Kerry sprang her little surprise on me the week before Christmas. And the worst thing about it was, I was no longer fat. The forty-pound bowlful of jelly that had once hung over my belt was long gone.
“That doesn’t matter,” she said. “You can wear a pillow.”
“Why me?” I said.
“They made me entertainment chairperson, for one thing. And for another, you’re the biggest and jolliest man I know.”
“Ho, ho, ho,” I said sourly.
“It’s for a good cause. Lots of good causes–needy children, the homeless, three other charities. Where’s your Christmas spirit?”

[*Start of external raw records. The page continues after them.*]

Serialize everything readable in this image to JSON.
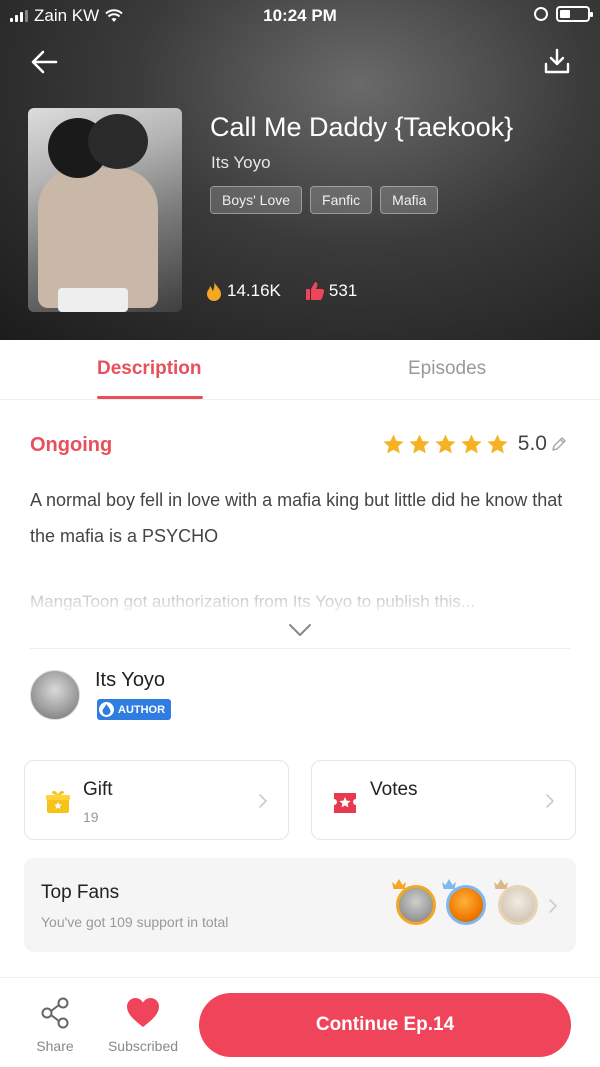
{
  "status_bar": {
    "carrier": "Zain KW",
    "time": "10:24 PM"
  },
  "comic": {
    "title": "Call Me Daddy {Taekook}",
    "author": "Its Yoyo",
    "tags": [
      "Boys' Love",
      "Fanfic",
      "Mafia"
    ],
    "views": "14.16K",
    "likes": "531"
  },
  "tabs": {
    "description": "Description",
    "episodes": "Episodes",
    "active": "description"
  },
  "details": {
    "status": "Ongoing",
    "rating": "5.0",
    "stars": 5,
    "description": "A normal boy fell in love with a mafia king but little did he know that the mafia is a PSYCHO",
    "authorization_note": "MangaToon got authorization from Its Yoyo to publish this..."
  },
  "author_section": {
    "name": "Its Yoyo",
    "badge": "AUTHOR"
  },
  "cards": {
    "gift": {
      "title": "Gift",
      "count": "19"
    },
    "votes": {
      "title": "Votes"
    }
  },
  "top_fans": {
    "title": "Top Fans",
    "subtitle": "You've got 109 support in total"
  },
  "bottom_bar": {
    "share": "Share",
    "subscribed": "Subscribed",
    "continue": "Continue Ep.14"
  },
  "colors": {
    "accent": "#e8505b",
    "button": "#f0445a",
    "star": "#f5b324",
    "badge": "#2f7de1"
  }
}
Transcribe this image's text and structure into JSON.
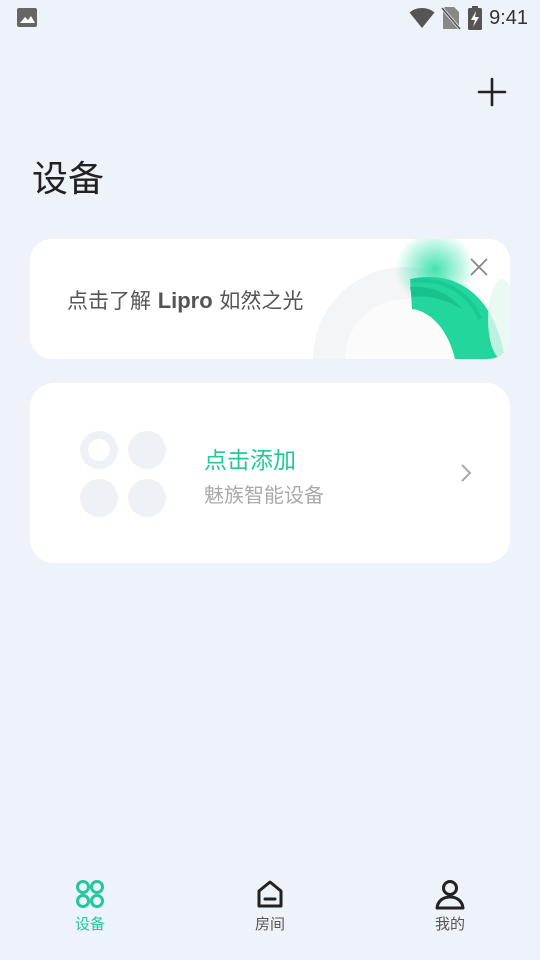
{
  "status_bar": {
    "time": "9:41"
  },
  "header": {
    "title": "设备"
  },
  "promo": {
    "text_prefix": "点击了解 ",
    "brand": "Lipro",
    "text_suffix": " 如然之光"
  },
  "add_device": {
    "title": "点击添加",
    "subtitle": "魅族智能设备"
  },
  "tabs": [
    {
      "label": "设备",
      "icon": "devices-grid-icon",
      "active": true
    },
    {
      "label": "房间",
      "icon": "home-icon",
      "active": false
    },
    {
      "label": "我的",
      "icon": "user-icon",
      "active": false
    }
  ],
  "colors": {
    "accent": "#1fc99a",
    "background": "#eef3fa",
    "card": "#ffffff"
  }
}
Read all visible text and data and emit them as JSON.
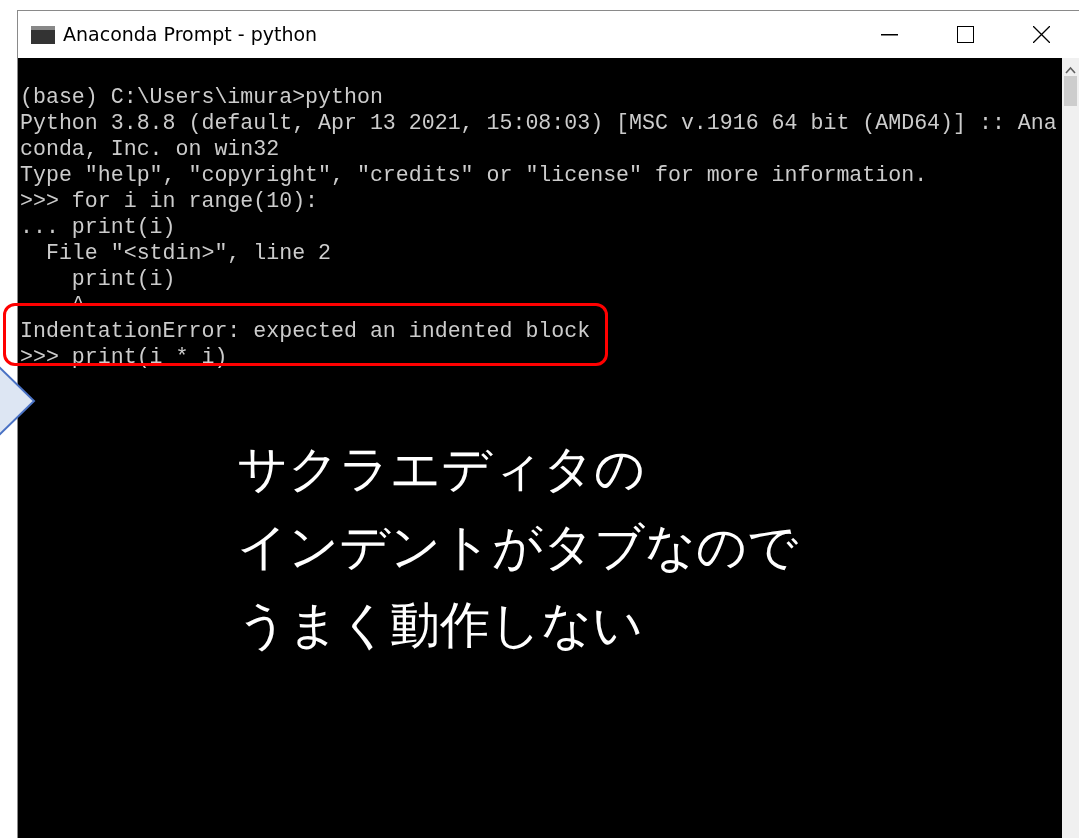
{
  "window": {
    "title": "Anaconda Prompt - python"
  },
  "console": {
    "lines": [
      "(base) C:\\Users\\imura>python",
      "Python 3.8.8 (default, Apr 13 2021, 15:08:03) [MSC v.1916 64 bit (AMD64)] :: Ana",
      "conda, Inc. on win32",
      "Type \"help\", \"copyright\", \"credits\" or \"license\" for more information.",
      ">>> for i in range(10):",
      "... print(i)",
      "  File \"<stdin>\", line 2",
      "    print(i)",
      "    ^",
      "IndentationError: expected an indented block",
      ">>> print(i * i)"
    ]
  },
  "annotation": {
    "lines": [
      "サクラエディタの",
      "インデントがタブなので",
      "うまく動作しない"
    ]
  }
}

“I don’t have any. Why don’t you ask Eberhardt?”
“Are you serious? Eberhardt?”
“Somebody else, then. Anybody else.”
“You,” she said.
“Uh-uh. No. I love you madly and I’ll do just about anything for you, but not this. This is where I draw theline.”
“Oh, come on, quit acting like a scrooge.”
“I am a scrooge. Bah, humbug.”
“You like kids, you know you do–“
“I don’t like kids. Where did you get that idea?”
“I’ve seen you with kids, that’s where.”
“An act, just an act.”
“So put it on again for the Benefit. Five o’clock until nine, four hours out of your life to help the less fortunate. Is that too much to ask?”
“In this case, yes.”
She looked at me. Didn’t say anything, just looked at me.
“No,” I said. “There’s no way I’m going to wear a Santa Claus suit and dangle little kiddies on my knee. You hear me? Absolutely no way!”
“Ho, ho, ho,” I said.
The little girl perched on my knee looked up at me out of big round eyes. It was the same sort of big round-eyed stare Kerry had given me the previous week.
“Are you really Santa Claus?” she asked.
“Yes indeedy. And who would you be?”
“That’s a pretty name. How old are you, Melissa?”
“Six and a half.”
“Six and a half. Well, well. Tell old Santa what it is you want for Christmas.”
“What sort of dolly?”
“A big one.”
“Just a big one? No special kind?”
“Yes. A dolly that you put water in her mouth and she wee-wees on herself.”
I sighed. “Ho, ho, ho,” I said.